As I look back on the past six months, I realize how valuable this fellowship has been for my career and professional development. I’ve solidified my interest in pursuing a path in science policy, and thought more specifically about what kind of professional positions I might like to pursue in the future. I’m constantly refining my communication skills, particularly in writing for different audiences and purposes. I’m improving my project and time management skills, and learning to how to prioritize short- and long-term goals. Maybe most importantly, I really like what I’m doing! This fellowship has shown me first hand that I can apply my scientific training outside of a research environment in a way that’s both personally and professionally fulfilling.
I would definitely recommend this fellowship to any early career genetics professionals who are interested in careers in policy. Beyond getting to do the kind of awesome work I talked about here, you’ll benefit from mentorship and support from the whole community of fellowship alumni. Thank you to ASHG and NHGRI for making this experience possible, and I can’t wait to see what the rest of my fellowship brings!
Last month, the U.S. Congress approved legislation establishing a $2 billion (or 5.1%) funding increase for the National Institutes of Health (NIH) in Fiscal Year (FY) 2019. NIH’s total funding for FY 2019 is $39.1 billion. This includes increased funding for several priority research initiatives, such as the Cancer Moonshot and the All of Us research Initiative.
Increase Will Support New Priorities in Genetics and Genomics
The legislation (H.R. 6157) was signed into law by President Trump on September 28, after passing both the Senate (93-7) and the House (361-61). The $2 billion boost is the fourth consecutive increase in the NIH budget in recent years, demonstrating strong bipartisan support for biomedical research in Congress. Significantly, it is the first time in over 20 years that Congress has finalized the NIH budget on time.
In addition to Congress being able to allocate funding for specific research initiatives, the annual appropriations bill also gives Congress an opportunity to issue directives to federal agencies, such as establishing how an agency should proceed on a particular activity or commissioning a report about a particular topic. One such directive you may be familiar with is the so-called “Dickey-Wicker Amendment,” which forbids the use of federal research dollars on any research that harms human embryos. In the FY 2019 appropriations, there are three directives related to genetics and genomics:

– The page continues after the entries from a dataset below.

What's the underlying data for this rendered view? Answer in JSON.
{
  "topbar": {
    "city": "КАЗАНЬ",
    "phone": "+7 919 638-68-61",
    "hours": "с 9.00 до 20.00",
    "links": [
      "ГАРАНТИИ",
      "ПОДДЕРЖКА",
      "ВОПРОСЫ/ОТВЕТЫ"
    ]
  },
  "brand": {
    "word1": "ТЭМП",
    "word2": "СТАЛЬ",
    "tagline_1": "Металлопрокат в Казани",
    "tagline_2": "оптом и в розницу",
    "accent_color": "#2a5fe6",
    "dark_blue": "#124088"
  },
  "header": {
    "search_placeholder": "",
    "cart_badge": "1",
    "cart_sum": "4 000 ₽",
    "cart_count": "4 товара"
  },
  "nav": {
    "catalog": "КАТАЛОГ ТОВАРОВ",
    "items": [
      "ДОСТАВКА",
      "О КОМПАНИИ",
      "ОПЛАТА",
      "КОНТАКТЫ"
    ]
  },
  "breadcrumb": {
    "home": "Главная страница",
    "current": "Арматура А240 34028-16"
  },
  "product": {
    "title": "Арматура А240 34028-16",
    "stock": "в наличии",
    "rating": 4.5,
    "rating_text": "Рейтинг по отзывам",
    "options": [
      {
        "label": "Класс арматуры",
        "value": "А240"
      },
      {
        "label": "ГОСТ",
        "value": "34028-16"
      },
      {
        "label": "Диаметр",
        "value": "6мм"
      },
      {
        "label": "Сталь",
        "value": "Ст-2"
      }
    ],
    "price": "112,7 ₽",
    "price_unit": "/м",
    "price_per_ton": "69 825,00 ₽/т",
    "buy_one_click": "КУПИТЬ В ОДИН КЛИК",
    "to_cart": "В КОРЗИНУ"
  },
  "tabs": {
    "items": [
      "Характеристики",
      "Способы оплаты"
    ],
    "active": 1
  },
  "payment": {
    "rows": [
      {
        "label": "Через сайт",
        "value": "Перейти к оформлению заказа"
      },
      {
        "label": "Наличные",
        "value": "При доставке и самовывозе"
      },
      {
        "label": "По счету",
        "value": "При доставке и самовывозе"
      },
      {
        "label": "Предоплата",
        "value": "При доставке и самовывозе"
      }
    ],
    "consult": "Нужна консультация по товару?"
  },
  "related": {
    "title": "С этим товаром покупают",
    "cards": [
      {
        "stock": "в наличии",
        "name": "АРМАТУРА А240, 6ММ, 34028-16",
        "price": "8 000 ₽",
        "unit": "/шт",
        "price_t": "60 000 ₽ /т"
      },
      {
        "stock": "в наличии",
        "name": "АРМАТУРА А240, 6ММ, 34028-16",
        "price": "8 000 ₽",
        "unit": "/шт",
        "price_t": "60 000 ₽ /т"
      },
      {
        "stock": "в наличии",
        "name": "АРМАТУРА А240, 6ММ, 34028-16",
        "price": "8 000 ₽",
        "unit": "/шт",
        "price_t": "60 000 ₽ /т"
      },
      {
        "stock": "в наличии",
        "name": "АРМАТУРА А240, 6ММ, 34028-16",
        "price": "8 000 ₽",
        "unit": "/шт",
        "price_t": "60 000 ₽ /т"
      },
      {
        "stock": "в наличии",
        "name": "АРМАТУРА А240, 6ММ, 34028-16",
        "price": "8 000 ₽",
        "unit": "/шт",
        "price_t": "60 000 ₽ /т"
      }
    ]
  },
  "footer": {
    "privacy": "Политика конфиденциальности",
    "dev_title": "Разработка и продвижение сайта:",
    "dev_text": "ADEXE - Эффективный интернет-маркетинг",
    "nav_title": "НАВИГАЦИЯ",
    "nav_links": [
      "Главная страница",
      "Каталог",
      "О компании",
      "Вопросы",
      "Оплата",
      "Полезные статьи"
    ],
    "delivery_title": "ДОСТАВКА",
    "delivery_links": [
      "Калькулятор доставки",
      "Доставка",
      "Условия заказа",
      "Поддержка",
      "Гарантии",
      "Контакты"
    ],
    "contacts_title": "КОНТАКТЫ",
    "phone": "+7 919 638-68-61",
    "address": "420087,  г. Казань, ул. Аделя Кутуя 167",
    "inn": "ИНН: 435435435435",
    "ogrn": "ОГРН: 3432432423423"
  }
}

A Government Accountability Office report was commissioned to analyze the medical genetics workforce nationwide. The report is asked to determine whether there are a sufficient number of qualified professionals to serve this growing health need and whether there are any geographic areas that lack access to genetic counseling professionals.

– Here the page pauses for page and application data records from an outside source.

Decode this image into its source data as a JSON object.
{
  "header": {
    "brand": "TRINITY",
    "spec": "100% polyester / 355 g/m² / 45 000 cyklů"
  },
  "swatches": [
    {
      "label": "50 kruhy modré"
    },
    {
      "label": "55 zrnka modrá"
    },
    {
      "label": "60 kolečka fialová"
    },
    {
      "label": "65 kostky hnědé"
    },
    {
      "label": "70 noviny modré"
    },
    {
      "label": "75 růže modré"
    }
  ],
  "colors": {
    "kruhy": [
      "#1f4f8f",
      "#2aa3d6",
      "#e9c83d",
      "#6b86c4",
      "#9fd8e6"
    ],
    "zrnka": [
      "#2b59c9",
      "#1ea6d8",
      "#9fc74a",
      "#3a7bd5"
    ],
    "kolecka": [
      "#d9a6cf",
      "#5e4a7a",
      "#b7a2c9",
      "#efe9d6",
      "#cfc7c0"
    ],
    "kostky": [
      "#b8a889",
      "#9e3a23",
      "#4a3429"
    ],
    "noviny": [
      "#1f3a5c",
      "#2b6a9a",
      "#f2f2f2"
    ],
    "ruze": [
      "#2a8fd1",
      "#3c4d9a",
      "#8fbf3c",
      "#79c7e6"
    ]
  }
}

An amendment from Senator Marco Rubio (R-FL) requires the HHS Secretary to submit a report on the circumstances in which the Centers for Medicare and Medicaid Services may be providing payments to, or otherwise funding, entities that process genome or exome data in the People’s Republic of China or the Russian Federation.

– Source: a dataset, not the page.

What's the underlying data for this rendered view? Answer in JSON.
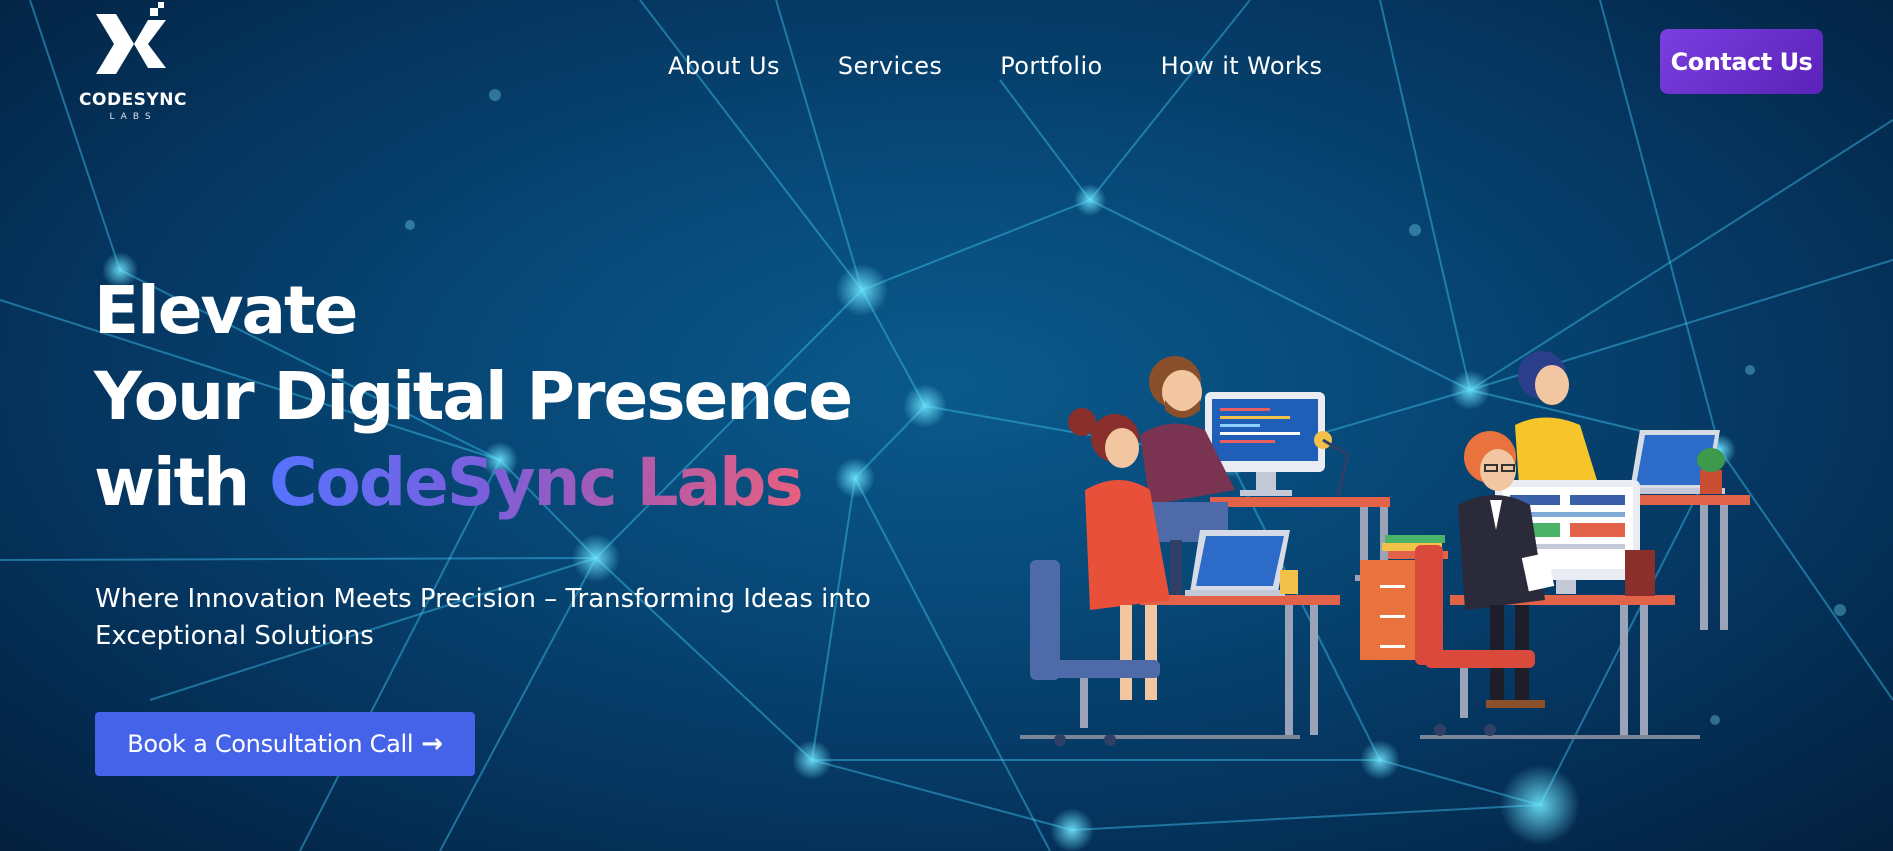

Funding Bill’s Timely Passage Will Help with Long-Term Planning
The fiscal year runs from October 1 through September 30 of the following year, and each year, Congress is required to establish funding for upcoming fiscal year. For the past 21 years, Congress has missed the deadline, and in order to avoid a government shutdown, had to pass a Continuing Resolution (CR) that agreed to continue to fund the government until a new spending bill was completed. Indeed, such a scenario caused brief shutdowns last winter.
This year, the Department of Health and Human Services, which includes NIH, was funded through all of FY 2019, so there is no possibility of a shutdown for NIH. The budget’s timely passage means that institutes and centers can plan for the year ahead knowing what funds are available. However, other agencies, including the National Science Foundation, are currently funded by a CR until December 7, 2018, and funding for these agencies in FY 2019 remains uncertain.